Rhode Island House passes gay marriage measure

Lisa Neff, Staff writer

UPDATED: The Rhode Island House of Representatives on Jan. 24 approved a bill to legalize civil marriage for same-sex couples in the state.

The bill arrived to the House with 42 of the 75 members signed on as sponsors, including House Speaker Gordon D. Fox, who pledged to make the bill’s passage a priority this year.

The vote in the House was 51-19.

“Today’s victory belongs to the thousands of marriage supporters like you around the state,” Ray Sullivan, campaign director for the Rhode Islanders United for Marriage coalition, said in a statement to backers. “You helped elect a pro-equality majority in the House, you helped make the case to lawmakers, you helped pass the bill out of committee, and we passed marriage equality in the House together.”

He added, “The House vote today is a clear signal that momentum is on our side and ever-growing.”

U.S. Rep. David Cicilline, a gay Democrat from Rhode Island, said in a statement, “Tonight, the Rhode Island House of Representatives has placed itself on the right side of history by formally acknowledging the dignity and value of relationships between committed and loving individuals of the same gender.
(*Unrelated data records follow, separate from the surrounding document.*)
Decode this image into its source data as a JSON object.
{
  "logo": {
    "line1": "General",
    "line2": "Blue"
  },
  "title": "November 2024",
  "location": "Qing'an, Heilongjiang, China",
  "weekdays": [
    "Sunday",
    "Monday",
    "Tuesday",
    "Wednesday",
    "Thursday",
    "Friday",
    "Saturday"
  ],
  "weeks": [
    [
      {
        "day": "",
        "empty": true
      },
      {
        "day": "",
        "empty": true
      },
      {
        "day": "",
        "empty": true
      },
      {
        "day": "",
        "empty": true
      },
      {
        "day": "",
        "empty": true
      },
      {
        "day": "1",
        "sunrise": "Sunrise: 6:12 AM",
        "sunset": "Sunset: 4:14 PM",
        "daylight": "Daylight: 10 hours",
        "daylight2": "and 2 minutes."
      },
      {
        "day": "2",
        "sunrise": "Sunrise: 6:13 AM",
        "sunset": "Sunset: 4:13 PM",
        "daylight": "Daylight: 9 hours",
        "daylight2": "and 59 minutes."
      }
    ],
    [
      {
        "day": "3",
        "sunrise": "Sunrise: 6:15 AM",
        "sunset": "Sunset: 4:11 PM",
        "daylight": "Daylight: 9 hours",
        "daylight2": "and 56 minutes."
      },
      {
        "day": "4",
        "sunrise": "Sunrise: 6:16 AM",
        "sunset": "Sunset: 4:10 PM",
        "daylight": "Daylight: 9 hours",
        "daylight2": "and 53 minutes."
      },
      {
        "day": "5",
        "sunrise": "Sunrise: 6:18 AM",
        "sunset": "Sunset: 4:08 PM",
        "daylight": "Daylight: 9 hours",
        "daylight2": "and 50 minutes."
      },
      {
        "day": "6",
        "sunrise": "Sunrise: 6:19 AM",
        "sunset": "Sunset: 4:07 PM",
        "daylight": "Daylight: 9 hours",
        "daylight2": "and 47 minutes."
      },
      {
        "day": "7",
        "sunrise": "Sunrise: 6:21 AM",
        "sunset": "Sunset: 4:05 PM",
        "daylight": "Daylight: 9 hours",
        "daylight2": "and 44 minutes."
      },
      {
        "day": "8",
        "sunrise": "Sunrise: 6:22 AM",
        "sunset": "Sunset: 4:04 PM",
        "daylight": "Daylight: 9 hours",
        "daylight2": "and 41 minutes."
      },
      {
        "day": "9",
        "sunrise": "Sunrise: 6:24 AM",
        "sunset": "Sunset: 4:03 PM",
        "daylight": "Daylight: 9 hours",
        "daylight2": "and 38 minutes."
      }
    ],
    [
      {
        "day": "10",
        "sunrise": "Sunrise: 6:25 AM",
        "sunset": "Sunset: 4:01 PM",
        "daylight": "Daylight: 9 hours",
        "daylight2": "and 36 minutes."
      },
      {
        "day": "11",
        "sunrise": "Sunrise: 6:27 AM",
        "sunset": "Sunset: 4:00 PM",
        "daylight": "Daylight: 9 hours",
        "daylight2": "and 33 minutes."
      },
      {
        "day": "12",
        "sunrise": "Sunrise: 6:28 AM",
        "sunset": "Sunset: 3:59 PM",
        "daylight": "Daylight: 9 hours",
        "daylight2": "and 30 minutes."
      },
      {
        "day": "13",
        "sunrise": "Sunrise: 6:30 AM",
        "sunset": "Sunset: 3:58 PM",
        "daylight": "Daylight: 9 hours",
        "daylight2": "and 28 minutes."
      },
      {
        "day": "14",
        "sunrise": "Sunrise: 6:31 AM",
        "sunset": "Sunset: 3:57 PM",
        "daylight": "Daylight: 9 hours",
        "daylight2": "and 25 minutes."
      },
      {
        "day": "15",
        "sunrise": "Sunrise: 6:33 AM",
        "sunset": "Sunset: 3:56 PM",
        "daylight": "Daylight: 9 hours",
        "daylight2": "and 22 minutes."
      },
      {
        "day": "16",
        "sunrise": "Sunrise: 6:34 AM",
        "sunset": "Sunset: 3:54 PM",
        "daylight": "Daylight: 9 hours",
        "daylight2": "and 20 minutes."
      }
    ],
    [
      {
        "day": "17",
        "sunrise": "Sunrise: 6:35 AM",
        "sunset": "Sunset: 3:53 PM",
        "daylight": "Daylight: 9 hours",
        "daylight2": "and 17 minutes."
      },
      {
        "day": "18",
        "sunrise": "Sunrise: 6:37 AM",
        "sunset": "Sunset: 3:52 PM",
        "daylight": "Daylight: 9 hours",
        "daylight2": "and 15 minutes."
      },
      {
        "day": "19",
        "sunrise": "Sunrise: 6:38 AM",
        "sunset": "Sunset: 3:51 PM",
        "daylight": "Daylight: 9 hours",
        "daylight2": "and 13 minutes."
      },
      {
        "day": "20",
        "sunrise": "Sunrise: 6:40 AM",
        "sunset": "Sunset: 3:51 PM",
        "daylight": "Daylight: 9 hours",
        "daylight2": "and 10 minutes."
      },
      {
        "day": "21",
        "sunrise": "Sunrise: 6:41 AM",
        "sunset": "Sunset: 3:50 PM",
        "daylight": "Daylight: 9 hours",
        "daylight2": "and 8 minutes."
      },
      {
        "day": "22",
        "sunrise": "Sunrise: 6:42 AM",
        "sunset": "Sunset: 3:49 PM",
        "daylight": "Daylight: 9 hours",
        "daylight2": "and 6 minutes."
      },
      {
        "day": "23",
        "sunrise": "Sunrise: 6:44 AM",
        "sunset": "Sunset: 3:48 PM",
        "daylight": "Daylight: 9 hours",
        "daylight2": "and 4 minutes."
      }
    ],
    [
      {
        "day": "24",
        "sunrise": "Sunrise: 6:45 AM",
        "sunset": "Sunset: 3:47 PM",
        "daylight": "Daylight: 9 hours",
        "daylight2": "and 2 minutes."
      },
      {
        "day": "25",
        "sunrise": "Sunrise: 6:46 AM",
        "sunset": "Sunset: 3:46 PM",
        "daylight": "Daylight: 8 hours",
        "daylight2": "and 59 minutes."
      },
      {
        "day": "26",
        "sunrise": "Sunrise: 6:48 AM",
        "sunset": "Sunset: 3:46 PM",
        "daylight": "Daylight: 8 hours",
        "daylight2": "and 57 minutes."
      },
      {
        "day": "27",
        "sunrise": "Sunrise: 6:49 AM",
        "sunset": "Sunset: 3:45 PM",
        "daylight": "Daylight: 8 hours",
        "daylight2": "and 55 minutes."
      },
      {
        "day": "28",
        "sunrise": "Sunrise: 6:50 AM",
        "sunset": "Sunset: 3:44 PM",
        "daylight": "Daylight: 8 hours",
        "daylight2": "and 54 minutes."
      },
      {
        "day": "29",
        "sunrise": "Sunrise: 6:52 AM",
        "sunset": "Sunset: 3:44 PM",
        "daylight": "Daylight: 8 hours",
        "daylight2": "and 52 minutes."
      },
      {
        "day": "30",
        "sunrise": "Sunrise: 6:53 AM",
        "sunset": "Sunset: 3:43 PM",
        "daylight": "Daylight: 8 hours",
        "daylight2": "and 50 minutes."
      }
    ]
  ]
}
I urge the members of the Senate to pass this bill and quickly send it to Governor (Lincoln) Chafee’s desk so that Rhode Island can join the rest of New England in guaranteeing that every citizen of our state has access to full marriage equality.”

Before the vote, proponents and opponents of the bill rallied outside the Capitol. After the vote, there were cheers and boos in the House.

The marriage bill has been introduced in every session since 1997, and state Rep. Arthur Handy, D- Cranston, has led the fight since he joined the House.

“Obviously, this issue is about fairness and allowing all Rhode Islanders to have equal access to the rights and responsibilities that come with marriage, but marriage is about so much more than legal protections,” Handy said after the House vote. “My wife and I have been married since 1997, and as we’ve worked together to raise our son, the value of having a committed, strong family has become more apparent to us over time. All Rhode Islanders deserve to enjoy that security and support, and deserve to have their family recognized as equal to others. It feels good to see how far we’ve come in Rhode Island toward valuing all families, and I know we are close to the day when marriage equality becomes law here.”

Fox, who is the first openly gay person to serve as leader of the House, said the vote was an important and historic move toward genuine equality.

“I am thrilled that the House passed a true equality bill in the spirit of Roger Williams when he founded our state in 1636,” Fox said. “This legislation is about codifying the institution of marriage and making our families stronger, and it is ultimately about commitment and love. A large majority of the House members today signaled their respect for the right of the gay community to be married. We are marching toward equality, and on a personal note as an openly gay man, I am tremendously proud of the House of Representatives. Separate can never be equal.”

The bill would remove from Rhode Island’s marriage law gender-specific language that prohibits same-sex couples from marrying. The bill contains a provision for converting civil unions in the state to marriages. It also guarantees freedom for religious institutions to set guidelines for marriage eligibility within their faith.

Both sides agree that the real challenge is in the Rhode Island Senate, where President Teresa Paiva Weed is an opponent of the legislation.

But, Sullivan said, “Today we proved to Rhode Island – and the nation – what years of dedication, coalition building, and thoughtful dialogue can accomplish. With your help, we’ll carry this momentum into the Senate and pass a marriage bill this year.”

If the bill goes to the governor, who has indicated an eagerness to sign it, Rhode Island would become the last New England state to legalize same-sex marriage.

A poll conducted in September found 56 percent of Rhode Island voters support legalizing gay marriage.

In other news, legislation to legalize gay marriage was introduced in Hawaii on Jan. 24.

The Human Rights Campaign, announcing the introduction of the marriage bill in Hawaii, noted, that this year marks the 20th anniversary of Baehr v. Lewin, the Hawaii State Supreme Court opinion that sparked a national marriage equality movement. In the opinion, Justice Steven Levinson said, “No person shall be deprived of life, liberty or property without due process of law, nor be denied the equal protection of the laws, nor be denied the enjoyment of the person’s civil rights or be discriminated against in the exercise thereof because of race, religion, sex or ancestry.”